H.R. 4228 contains no intergovernmental or private-sector mandates as defined in the Unfunded Mandates Reform Act and would impose no costs on state, local, or tribal governments.
The DHS Acquisition Accountability and Efficiency Act was introduced into the United States House of Representatives on March 13, 2014 by Rep. Jeff Duncan (R, SC-3). It was referred to the United States House Committee on Homeland Security and the United States House Homeland Security Subcommittee on Oversight and Management Efficiency. It was reported (amended) on May 6, 2014 alongside House Report 113-436. The House voted on June 9, 2014 to pass the bill in a voice vote.
In addition to Rep. Duncan, the bill was initially co-sponsored by Reps. Michael McCaul (R-TX), Ron Barber (R-AZ), and Steve Daines (R-MO). Rep. Duncan argued that "for years, DHS's purchases of major homeland security systems have been late, cost more, and done less than promised. This bill will save taxpayer dollars by forcing DHS to improve its management."

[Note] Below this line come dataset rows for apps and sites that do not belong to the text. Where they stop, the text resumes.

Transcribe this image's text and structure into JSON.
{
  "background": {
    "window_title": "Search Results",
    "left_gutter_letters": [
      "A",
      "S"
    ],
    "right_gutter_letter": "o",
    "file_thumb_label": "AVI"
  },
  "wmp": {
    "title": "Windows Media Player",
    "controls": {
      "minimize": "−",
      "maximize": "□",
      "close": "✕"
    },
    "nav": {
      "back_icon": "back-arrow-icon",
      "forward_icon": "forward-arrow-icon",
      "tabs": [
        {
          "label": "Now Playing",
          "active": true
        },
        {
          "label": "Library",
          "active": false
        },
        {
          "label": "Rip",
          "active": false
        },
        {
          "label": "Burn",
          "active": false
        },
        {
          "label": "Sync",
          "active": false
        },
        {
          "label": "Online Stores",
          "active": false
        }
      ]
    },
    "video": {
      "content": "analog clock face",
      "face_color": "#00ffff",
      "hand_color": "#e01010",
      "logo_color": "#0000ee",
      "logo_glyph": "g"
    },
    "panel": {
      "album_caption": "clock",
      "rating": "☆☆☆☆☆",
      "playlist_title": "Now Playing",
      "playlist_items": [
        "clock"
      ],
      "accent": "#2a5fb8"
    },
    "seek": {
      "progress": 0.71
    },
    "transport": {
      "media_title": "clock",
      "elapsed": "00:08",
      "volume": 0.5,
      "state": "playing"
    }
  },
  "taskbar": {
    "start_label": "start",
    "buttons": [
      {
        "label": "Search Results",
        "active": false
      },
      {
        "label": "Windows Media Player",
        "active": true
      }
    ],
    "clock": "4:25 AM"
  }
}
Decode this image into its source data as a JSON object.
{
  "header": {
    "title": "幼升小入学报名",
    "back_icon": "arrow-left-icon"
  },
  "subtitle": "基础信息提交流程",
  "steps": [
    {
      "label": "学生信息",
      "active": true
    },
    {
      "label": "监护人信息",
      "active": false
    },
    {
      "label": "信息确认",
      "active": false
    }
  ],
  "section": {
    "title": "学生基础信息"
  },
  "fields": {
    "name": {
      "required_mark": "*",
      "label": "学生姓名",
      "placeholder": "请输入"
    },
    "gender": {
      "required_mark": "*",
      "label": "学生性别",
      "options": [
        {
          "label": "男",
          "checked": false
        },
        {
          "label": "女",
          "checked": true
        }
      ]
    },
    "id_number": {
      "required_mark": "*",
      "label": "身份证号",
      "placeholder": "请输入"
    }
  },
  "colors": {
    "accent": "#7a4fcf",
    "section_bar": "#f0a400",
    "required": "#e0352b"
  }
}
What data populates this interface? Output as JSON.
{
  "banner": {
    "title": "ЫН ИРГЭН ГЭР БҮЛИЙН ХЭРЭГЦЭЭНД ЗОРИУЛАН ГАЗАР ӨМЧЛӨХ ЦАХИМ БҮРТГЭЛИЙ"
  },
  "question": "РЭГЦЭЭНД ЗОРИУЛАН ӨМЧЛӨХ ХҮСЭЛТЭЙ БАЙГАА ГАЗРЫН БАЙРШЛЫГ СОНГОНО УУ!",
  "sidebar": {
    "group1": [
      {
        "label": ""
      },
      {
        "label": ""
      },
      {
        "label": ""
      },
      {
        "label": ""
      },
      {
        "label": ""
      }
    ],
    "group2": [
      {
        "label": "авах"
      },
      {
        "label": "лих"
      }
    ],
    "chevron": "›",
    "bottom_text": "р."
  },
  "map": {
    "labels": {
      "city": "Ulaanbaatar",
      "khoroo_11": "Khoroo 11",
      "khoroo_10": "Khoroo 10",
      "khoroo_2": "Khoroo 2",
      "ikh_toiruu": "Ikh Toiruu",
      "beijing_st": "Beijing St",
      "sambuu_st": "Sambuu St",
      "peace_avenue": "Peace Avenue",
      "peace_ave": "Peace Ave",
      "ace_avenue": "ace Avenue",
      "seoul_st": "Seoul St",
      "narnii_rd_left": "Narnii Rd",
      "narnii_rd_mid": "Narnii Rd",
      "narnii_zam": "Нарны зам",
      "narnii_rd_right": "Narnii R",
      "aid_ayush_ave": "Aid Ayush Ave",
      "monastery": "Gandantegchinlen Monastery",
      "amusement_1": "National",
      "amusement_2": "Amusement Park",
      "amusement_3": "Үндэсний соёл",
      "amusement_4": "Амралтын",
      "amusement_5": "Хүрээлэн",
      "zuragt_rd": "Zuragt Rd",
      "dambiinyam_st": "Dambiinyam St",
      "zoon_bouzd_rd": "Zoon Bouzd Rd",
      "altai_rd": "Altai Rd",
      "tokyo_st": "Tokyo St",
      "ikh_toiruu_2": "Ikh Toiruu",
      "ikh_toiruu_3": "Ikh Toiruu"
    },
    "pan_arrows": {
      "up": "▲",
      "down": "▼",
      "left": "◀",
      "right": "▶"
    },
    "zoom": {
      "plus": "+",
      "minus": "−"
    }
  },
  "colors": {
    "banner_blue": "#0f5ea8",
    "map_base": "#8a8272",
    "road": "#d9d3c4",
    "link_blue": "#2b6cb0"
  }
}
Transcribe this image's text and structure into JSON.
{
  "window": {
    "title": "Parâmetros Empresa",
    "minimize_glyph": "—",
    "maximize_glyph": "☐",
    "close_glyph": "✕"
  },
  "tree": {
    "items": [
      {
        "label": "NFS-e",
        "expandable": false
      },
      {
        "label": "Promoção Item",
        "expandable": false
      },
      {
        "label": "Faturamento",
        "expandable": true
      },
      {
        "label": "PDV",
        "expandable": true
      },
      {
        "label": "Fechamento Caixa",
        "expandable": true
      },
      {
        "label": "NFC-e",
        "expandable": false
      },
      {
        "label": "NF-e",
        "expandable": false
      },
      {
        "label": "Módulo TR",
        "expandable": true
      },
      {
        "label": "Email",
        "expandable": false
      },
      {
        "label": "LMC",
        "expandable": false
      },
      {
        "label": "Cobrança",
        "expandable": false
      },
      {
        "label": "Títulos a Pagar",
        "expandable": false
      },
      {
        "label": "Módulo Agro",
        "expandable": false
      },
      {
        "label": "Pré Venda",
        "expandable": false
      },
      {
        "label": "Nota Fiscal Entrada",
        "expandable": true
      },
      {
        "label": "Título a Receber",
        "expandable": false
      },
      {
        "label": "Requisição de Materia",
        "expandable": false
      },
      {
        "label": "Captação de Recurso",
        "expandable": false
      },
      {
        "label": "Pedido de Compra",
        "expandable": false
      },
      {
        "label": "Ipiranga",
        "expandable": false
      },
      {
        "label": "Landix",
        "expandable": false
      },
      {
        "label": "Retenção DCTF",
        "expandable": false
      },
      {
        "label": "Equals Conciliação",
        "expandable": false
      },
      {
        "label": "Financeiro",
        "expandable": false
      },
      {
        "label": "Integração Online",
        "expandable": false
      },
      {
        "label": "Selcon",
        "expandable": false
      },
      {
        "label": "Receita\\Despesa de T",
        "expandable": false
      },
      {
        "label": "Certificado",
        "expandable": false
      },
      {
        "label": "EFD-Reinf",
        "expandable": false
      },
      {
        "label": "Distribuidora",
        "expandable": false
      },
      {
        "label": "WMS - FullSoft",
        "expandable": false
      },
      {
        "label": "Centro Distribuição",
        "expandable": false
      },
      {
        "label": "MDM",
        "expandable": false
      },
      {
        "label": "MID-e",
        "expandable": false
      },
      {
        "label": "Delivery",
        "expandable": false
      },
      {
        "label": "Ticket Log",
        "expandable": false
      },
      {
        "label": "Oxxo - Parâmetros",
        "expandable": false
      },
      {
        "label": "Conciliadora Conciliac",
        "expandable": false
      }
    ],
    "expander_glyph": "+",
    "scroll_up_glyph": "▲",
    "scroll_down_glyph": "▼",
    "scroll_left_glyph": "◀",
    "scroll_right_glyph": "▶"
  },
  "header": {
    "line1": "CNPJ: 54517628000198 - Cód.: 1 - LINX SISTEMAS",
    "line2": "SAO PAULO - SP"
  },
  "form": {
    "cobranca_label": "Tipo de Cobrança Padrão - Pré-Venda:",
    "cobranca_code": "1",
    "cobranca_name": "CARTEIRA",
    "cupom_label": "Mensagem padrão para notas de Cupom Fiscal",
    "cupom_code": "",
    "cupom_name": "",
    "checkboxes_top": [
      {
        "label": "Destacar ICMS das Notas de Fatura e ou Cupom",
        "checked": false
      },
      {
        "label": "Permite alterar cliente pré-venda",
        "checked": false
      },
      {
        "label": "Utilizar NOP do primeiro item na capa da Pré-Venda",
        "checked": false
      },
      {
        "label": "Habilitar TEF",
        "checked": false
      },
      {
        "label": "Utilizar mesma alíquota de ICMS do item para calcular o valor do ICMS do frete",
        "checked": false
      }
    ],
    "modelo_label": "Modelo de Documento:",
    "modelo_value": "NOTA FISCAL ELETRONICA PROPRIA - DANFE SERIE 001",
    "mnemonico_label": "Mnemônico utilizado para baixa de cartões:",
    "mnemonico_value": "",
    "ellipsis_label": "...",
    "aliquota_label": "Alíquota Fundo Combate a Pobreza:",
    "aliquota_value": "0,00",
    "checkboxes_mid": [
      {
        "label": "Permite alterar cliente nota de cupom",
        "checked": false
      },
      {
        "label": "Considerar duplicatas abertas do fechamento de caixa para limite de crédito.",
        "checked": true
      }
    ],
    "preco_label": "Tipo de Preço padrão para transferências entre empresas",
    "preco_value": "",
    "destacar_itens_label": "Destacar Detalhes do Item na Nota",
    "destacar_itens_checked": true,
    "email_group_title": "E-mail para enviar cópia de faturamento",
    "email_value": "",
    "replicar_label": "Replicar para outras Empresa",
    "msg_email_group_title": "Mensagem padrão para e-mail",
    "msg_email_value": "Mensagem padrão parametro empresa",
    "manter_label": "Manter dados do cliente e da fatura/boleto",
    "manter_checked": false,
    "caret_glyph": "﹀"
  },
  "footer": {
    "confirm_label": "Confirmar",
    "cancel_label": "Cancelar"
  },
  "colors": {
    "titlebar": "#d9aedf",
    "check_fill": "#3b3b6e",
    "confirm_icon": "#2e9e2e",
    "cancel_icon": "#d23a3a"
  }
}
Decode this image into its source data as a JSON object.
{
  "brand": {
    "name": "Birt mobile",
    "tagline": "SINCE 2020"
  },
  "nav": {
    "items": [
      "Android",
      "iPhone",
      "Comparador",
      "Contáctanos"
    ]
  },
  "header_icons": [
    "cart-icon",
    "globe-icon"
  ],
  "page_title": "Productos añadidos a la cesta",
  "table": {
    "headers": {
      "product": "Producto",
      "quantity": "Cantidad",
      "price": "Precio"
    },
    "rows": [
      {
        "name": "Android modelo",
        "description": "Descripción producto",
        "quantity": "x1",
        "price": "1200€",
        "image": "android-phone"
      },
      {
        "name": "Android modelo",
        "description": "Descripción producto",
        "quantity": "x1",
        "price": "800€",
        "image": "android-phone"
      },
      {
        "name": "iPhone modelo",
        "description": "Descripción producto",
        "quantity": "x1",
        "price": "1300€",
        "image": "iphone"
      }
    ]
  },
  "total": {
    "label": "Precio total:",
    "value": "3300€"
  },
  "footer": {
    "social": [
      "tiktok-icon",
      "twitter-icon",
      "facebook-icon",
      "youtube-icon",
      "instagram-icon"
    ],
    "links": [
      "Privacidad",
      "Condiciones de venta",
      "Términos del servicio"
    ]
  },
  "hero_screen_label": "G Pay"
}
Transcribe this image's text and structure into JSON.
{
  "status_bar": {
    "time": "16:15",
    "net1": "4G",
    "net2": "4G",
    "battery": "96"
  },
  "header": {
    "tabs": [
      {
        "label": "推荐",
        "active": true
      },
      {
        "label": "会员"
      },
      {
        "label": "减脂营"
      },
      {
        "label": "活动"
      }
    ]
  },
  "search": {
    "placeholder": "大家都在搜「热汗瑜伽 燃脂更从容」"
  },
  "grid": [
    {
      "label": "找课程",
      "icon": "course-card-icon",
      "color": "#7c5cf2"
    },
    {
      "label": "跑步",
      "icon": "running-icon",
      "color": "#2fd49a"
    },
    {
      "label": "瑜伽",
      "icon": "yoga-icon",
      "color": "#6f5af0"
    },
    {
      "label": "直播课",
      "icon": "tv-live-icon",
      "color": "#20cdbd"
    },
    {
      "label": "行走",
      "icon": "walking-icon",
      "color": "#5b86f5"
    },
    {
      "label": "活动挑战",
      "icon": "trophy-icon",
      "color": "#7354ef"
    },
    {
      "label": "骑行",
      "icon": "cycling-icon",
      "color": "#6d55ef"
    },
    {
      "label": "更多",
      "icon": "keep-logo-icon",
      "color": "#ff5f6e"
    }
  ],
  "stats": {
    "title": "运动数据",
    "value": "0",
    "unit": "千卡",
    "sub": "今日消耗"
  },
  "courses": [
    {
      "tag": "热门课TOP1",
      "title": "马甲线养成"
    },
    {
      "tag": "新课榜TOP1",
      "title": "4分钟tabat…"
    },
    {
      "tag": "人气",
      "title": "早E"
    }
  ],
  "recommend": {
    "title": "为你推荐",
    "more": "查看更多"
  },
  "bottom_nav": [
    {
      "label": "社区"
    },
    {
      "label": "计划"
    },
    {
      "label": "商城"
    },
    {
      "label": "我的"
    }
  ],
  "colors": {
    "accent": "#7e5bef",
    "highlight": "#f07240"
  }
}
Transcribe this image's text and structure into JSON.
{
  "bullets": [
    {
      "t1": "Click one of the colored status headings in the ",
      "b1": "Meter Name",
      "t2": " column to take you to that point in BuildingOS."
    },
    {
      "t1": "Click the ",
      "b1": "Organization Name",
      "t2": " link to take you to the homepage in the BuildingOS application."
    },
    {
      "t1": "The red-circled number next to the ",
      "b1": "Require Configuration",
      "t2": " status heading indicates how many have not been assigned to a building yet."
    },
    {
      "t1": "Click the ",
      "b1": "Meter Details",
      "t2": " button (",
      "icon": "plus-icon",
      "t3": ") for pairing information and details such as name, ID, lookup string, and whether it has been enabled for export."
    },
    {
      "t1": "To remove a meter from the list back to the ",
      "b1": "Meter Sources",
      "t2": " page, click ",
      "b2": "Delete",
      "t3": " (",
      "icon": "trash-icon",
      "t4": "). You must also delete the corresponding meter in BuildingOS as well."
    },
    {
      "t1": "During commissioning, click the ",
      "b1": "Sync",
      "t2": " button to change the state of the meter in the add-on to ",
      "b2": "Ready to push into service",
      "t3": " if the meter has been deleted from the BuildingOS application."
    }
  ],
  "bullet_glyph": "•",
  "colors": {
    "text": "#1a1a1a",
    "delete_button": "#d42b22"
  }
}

A discussion draft of the bill received mixed reviews from industry insiders. On anonymous insider said that "much of the legislation either duplicates or reorganizing existing management processes that are already in statute" and that "it is time to start to focus on streamlining processes, not creating new, potentially duplicative ones." A different anonymous industry official had fewer objections to the draft bill, but pointed out that "there are risks of becoming so over-focused on process that you lose sight of the mission and outcome imperatives... process does not create excellence."